-- Exercise --
Do any lines in the data below contain "java"? If so, copy every one of them.

-- Data shown --
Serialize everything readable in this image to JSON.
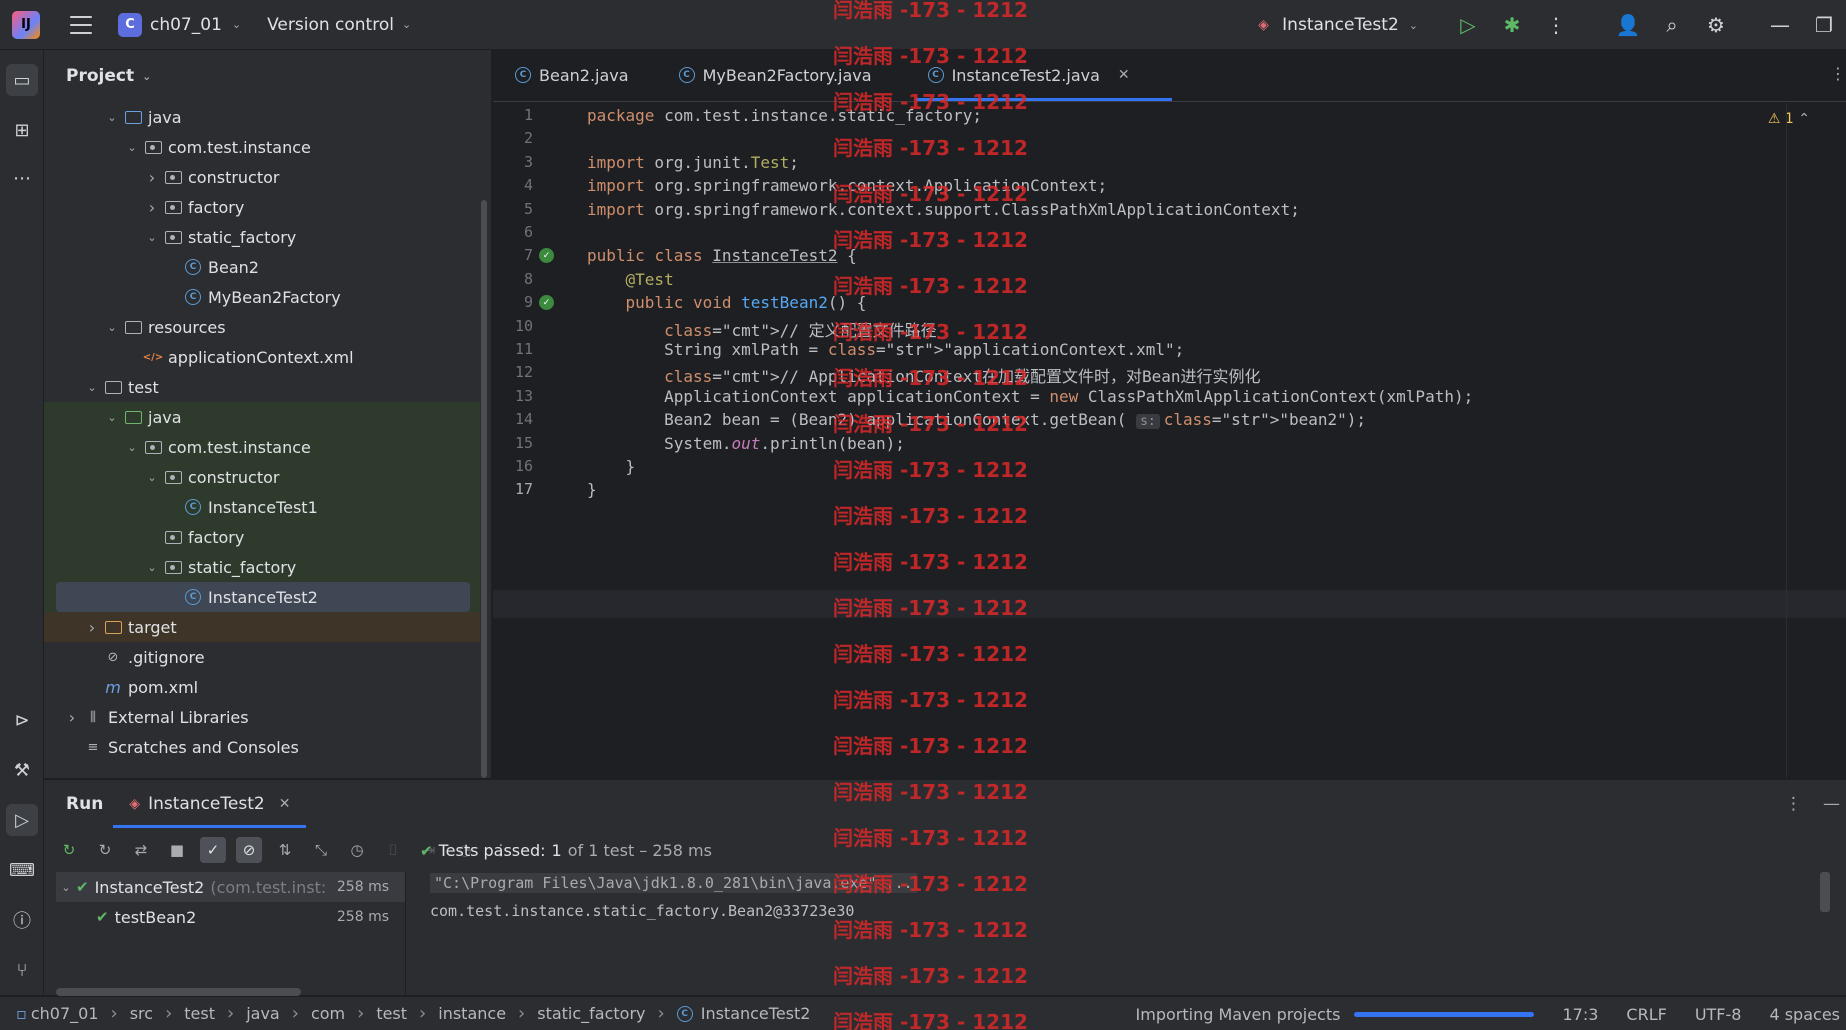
{
  "titlebar": {
    "logo": "IJ",
    "project_badge": "C",
    "project_name": "ch07_01",
    "version_control": "Version control",
    "run_config": "InstanceTest2"
  },
  "project_panel": {
    "title": "Project",
    "items": [
      {
        "label": "java",
        "indent": 3,
        "arrow": "v",
        "icon": "folder-blue"
      },
      {
        "label": "com.test.instance",
        "indent": 4,
        "arrow": "v",
        "icon": "package"
      },
      {
        "label": "constructor",
        "indent": 5,
        "arrow": ">",
        "icon": "package"
      },
      {
        "label": "factory",
        "indent": 5,
        "arrow": ">",
        "icon": "package"
      },
      {
        "label": "static_factory",
        "indent": 5,
        "arrow": "v",
        "icon": "package"
      },
      {
        "label": "Bean2",
        "indent": 6,
        "arrow": "",
        "icon": "class"
      },
      {
        "label": "MyBean2Factory",
        "indent": 6,
        "arrow": "",
        "icon": "class"
      },
      {
        "label": "resources",
        "indent": 3,
        "arrow": "v",
        "icon": "folder"
      },
      {
        "label": "applicationContext.xml",
        "indent": 4,
        "arrow": "",
        "icon": "xml"
      },
      {
        "label": "test",
        "indent": 2,
        "arrow": "v",
        "icon": "folder"
      },
      {
        "label": "java",
        "indent": 3,
        "arrow": "v",
        "icon": "folder-green"
      },
      {
        "label": "com.test.instance",
        "indent": 4,
        "arrow": "v",
        "icon": "package"
      },
      {
        "label": "constructor",
        "indent": 5,
        "arrow": "v",
        "icon": "package"
      },
      {
        "label": "InstanceTest1",
        "indent": 6,
        "arrow": "",
        "icon": "class"
      },
      {
        "label": "factory",
        "indent": 5,
        "arrow": "",
        "icon": "package"
      },
      {
        "label": "static_factory",
        "indent": 5,
        "arrow": "v",
        "icon": "package"
      },
      {
        "label": "InstanceTest2",
        "indent": 6,
        "arrow": "",
        "icon": "class"
      },
      {
        "label": "target",
        "indent": 2,
        "arrow": ">",
        "icon": "folder-orange"
      },
      {
        "label": ".gitignore",
        "indent": 2,
        "arrow": "",
        "icon": "ignore"
      },
      {
        "label": "pom.xml",
        "indent": 2,
        "arrow": "",
        "icon": "maven"
      },
      {
        "label": "External Libraries",
        "indent": 1,
        "arrow": ">",
        "icon": "library"
      },
      {
        "label": "Scratches and Consoles",
        "indent": 1,
        "arrow": "",
        "icon": "scratch"
      }
    ]
  },
  "editor": {
    "tabs": [
      {
        "label": "Bean2.java",
        "active": false
      },
      {
        "label": "MyBean2Factory.java",
        "active": false
      },
      {
        "label": "InstanceTest2.java",
        "active": true
      }
    ],
    "warning_count": "1",
    "lines": [
      "package com.test.instance.static_factory;",
      "",
      "import org.junit.Test;",
      "import org.springframework.context.ApplicationContext;",
      "import org.springframework.context.support.ClassPathXmlApplicationContext;",
      "",
      "public class InstanceTest2 {",
      "    @Test",
      "    public void testBean2() {",
      "        // 定义配置文件路径",
      "        String xmlPath = \"applicationContext.xml\";",
      "        // ApplicationContext在加载配置文件时，对Bean进行实例化",
      "        ApplicationContext applicationContext = new ClassPathXmlApplicationContext(xmlPath);",
      "        Bean2 bean = (Bean2) applicationContext.getBean( s: \"bean2\");",
      "        System.out.println(bean);",
      "    }",
      "}"
    ]
  },
  "run_panel": {
    "title": "Run",
    "tab_label": "InstanceTest2",
    "tests": [
      {
        "name": "InstanceTest2",
        "detail": "(com.test.inst:",
        "duration": "258 ms"
      },
      {
        "name": "testBean2",
        "detail": "",
        "duration": "258 ms"
      }
    ],
    "summary_prefix": "Tests passed:",
    "summary_count": "1",
    "summary_suffix": "of 1 test – 258 ms",
    "console_lines": [
      "\"C:\\Program Files\\Java\\jdk1.8.0_281\\bin\\java.exe\" ...",
      "com.test.instance.static_factory.Bean2@33723e30"
    ]
  },
  "statusbar": {
    "breadcrumb": [
      "ch07_01",
      "src",
      "test",
      "java",
      "com",
      "test",
      "instance",
      "static_factory",
      "InstanceTest2"
    ],
    "task": "Importing Maven projects",
    "position": "17:3",
    "line_sep": "CRLF",
    "encoding": "UTF-8",
    "indent": "4 spaces"
  },
  "watermark": "闫浩雨 -173 - 1212"
}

-- The completed task --
        "label": "java",
        "label": "java",
        "label": "Bean2.java",
        "label": "MyBean2Factory.java",
        "label": "InstanceTest2.java",
      "\"C:\\Program Files\\Java\\jdk1.8.0_281\\bin\\java.exe\" ...",
      "java",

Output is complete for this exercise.